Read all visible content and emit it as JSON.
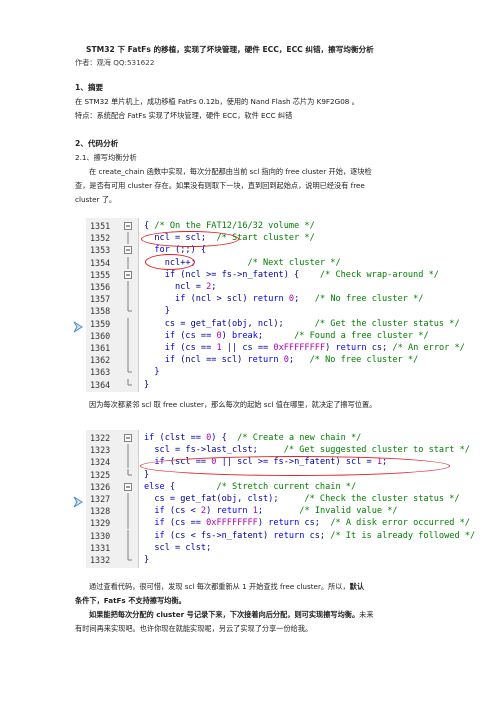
{
  "doc": {
    "title": "STM32 下 FatFs 的移植，实现了坏块管理，硬件 ECC，ECC 纠错，擦写均衡分析",
    "author": "作者：观海    QQ:531622",
    "s1_heading": "1、摘要",
    "s1_line1": "在 STM32 单片机上，成功移植 FatFs 0.12b，使用的 Nand Flash 芯片为   K9F2G08  。",
    "s1_line2": "特点：系统配合 FatFs 实现了坏块管理，硬件 ECC，软件 ECC 纠错",
    "s2_heading": "2、代码分析",
    "s21_heading": "2.1、擦写均衡分析",
    "p1_line1": "在 create_chain 函数中实现，每次分配都由当前 scl 指向的 free cluster 开始，逐块检",
    "p1_line2": "查，是否有可用 cluster 存在。如果没有则取下一块，直到回到起始点，说明已经没有 free",
    "p1_line3": "cluster 了。",
    "p2_line1": "因为每次都紧邻 scl 取 free cluster，那么每次的起始 scl 值在哪里，就决定了擦写位置。",
    "p3_line1a": "通过查看代码，很可惜，发现 scl 每次都重新从 1 开始查找 free cluster。所以，",
    "p3_line1b": "默认",
    "p3_line2": "条件下，FatFs 不支持擦写均衡。",
    "p4_line1a": "如果能把每次分配的 cluster 号记录下来，下次接着向后分配，则可实现擦写均衡。",
    "p4_line1b": "未来",
    "p4_line2": "有时间再来实现吧。也许你现在就能实现呢，另云了实现了分享一份给我。"
  },
  "code1": {
    "lines": [
      {
        "n": "1351",
        "fold": "minus",
        "segs": [
          [
            "",
            "{ "
          ],
          [
            "cm",
            "/* On the FAT12/16/32 volume */"
          ]
        ]
      },
      {
        "n": "1352",
        "fold": "bar",
        "segs": [
          [
            "",
            "  ncl = scl;  "
          ],
          [
            "cm",
            "/* Start cluster */"
          ]
        ]
      },
      {
        "n": "1353",
        "fold": "minus",
        "segs": [
          [
            "kw",
            "  for"
          ],
          [
            "",
            " (;;) {"
          ]
        ]
      },
      {
        "n": "1354",
        "fold": "bar",
        "segs": [
          [
            "",
            "    ncl++;          "
          ],
          [
            "cm",
            "/* Next cluster */"
          ]
        ]
      },
      {
        "n": "1355",
        "fold": "minus",
        "segs": [
          [
            "kw",
            "    if"
          ],
          [
            "",
            " (ncl >= fs->n_fatent) {    "
          ],
          [
            "cm",
            "/* Check wrap-around */"
          ]
        ]
      },
      {
        "n": "1356",
        "fold": "bar",
        "segs": [
          [
            "",
            "      ncl = "
          ],
          [
            "num",
            "2"
          ],
          [
            "",
            ";"
          ]
        ]
      },
      {
        "n": "1357",
        "fold": "bar",
        "segs": [
          [
            "kw",
            "      if"
          ],
          [
            "",
            " (ncl > scl) "
          ],
          [
            "kw",
            "return"
          ],
          [
            "",
            " "
          ],
          [
            "num",
            "0"
          ],
          [
            "",
            ";   "
          ],
          [
            "cm",
            "/* No free cluster */"
          ]
        ]
      },
      {
        "n": "1358",
        "fold": "end",
        "segs": [
          [
            "",
            "    }"
          ]
        ]
      },
      {
        "n": "1359",
        "fold": "bar",
        "segs": [
          [
            "",
            "    cs = get_fat(obj, ncl);      "
          ],
          [
            "cm",
            "/* Get the cluster status */"
          ]
        ]
      },
      {
        "n": "1360",
        "fold": "bar",
        "segs": [
          [
            "kw",
            "    if"
          ],
          [
            "",
            " (cs == "
          ],
          [
            "num",
            "0"
          ],
          [
            "",
            ") "
          ],
          [
            "kw",
            "break"
          ],
          [
            "",
            ";      "
          ],
          [
            "cm",
            "/* Found a free cluster */"
          ]
        ]
      },
      {
        "n": "1361",
        "fold": "bar",
        "segs": [
          [
            "kw",
            "    if"
          ],
          [
            "",
            " (cs == "
          ],
          [
            "num",
            "1"
          ],
          [
            "",
            " || cs == "
          ],
          [
            "num",
            "0xFFFFFFFF"
          ],
          [
            "",
            ") "
          ],
          [
            "kw",
            "return"
          ],
          [
            "",
            " cs; "
          ],
          [
            "cm",
            "/* An error */"
          ]
        ]
      },
      {
        "n": "1362",
        "fold": "bar",
        "segs": [
          [
            "kw",
            "    if"
          ],
          [
            "",
            " (ncl == scl) "
          ],
          [
            "kw",
            "return"
          ],
          [
            "",
            " "
          ],
          [
            "num",
            "0"
          ],
          [
            "",
            ";   "
          ],
          [
            "cm",
            "/* No free cluster */"
          ]
        ]
      },
      {
        "n": "1363",
        "fold": "end",
        "segs": [
          [
            "",
            "  }"
          ]
        ]
      },
      {
        "n": "1364",
        "fold": "end",
        "segs": [
          [
            "",
            "}"
          ]
        ]
      }
    ]
  },
  "code2": {
    "lines": [
      {
        "n": "1322",
        "fold": "minus",
        "segs": [
          [
            "kw",
            "if"
          ],
          [
            "",
            " (clst == "
          ],
          [
            "num",
            "0"
          ],
          [
            "",
            ") {  "
          ],
          [
            "cm",
            "/* Create a new chain */"
          ]
        ]
      },
      {
        "n": "1323",
        "fold": "bar",
        "segs": [
          [
            "",
            "  scl = fs->last_clst;     "
          ],
          [
            "cm",
            "/* Get suggested cluster to start */"
          ]
        ]
      },
      {
        "n": "1324",
        "fold": "bar",
        "segs": [
          [
            "kw",
            "  if"
          ],
          [
            "",
            " (scl == "
          ],
          [
            "num",
            "0"
          ],
          [
            "",
            " || scl >= fs->n_fatent) scl = "
          ],
          [
            "num",
            "1"
          ],
          [
            "",
            ";"
          ]
        ]
      },
      {
        "n": "1325",
        "fold": "end",
        "segs": [
          [
            "",
            "}"
          ]
        ]
      },
      {
        "n": "1326",
        "fold": "minus",
        "segs": [
          [
            "kw",
            "else"
          ],
          [
            "",
            " {        "
          ],
          [
            "cm",
            "/* Stretch current chain */"
          ]
        ]
      },
      {
        "n": "1327",
        "fold": "bar",
        "segs": [
          [
            "",
            "  cs = get_fat(obj, clst);     "
          ],
          [
            "cm",
            "/* Check the cluster status */"
          ]
        ]
      },
      {
        "n": "1328",
        "fold": "bar",
        "segs": [
          [
            "kw",
            "  if"
          ],
          [
            "",
            " (cs < "
          ],
          [
            "num",
            "2"
          ],
          [
            "",
            ") "
          ],
          [
            "kw",
            "return"
          ],
          [
            "",
            " "
          ],
          [
            "num",
            "1"
          ],
          [
            "",
            ";       "
          ],
          [
            "cm",
            "/* Invalid value */"
          ]
        ]
      },
      {
        "n": "1329",
        "fold": "bar",
        "segs": [
          [
            "kw",
            "  if"
          ],
          [
            "",
            " (cs == "
          ],
          [
            "num",
            "0xFFFFFFFF"
          ],
          [
            "",
            ") "
          ],
          [
            "kw",
            "return"
          ],
          [
            "",
            " cs;  "
          ],
          [
            "cm",
            "/* A disk error occurred */"
          ]
        ]
      },
      {
        "n": "1330",
        "fold": "bar",
        "segs": [
          [
            "kw",
            "  if"
          ],
          [
            "",
            " (cs < fs->n_fatent) "
          ],
          [
            "kw",
            "return"
          ],
          [
            "",
            " cs; "
          ],
          [
            "cm",
            "/* It is already followed */"
          ]
        ]
      },
      {
        "n": "1331",
        "fold": "bar",
        "segs": [
          [
            "",
            "  scl = clst;"
          ]
        ]
      },
      {
        "n": "1332",
        "fold": "end",
        "segs": [
          [
            "",
            "}"
          ]
        ]
      }
    ]
  }
}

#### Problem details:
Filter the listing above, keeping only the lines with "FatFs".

#### Written response:
    "title": "STM32 下 FatFs 的移植，实现了坏块管理，硬件 ECC，ECC 纠错，擦写均衡分析",
    "s1_line1": "在 STM32 单片机上，成功移植 FatFs 0.12b，使用的 Nand Flash 芯片为   K9F2G08  。",
    "s1_line2": "特点：系统配合 FatFs 实现了坏块管理，硬件 ECC，软件 ECC 纠错",
    "p3_line2": "条件下，FatFs 不支持擦写均衡。",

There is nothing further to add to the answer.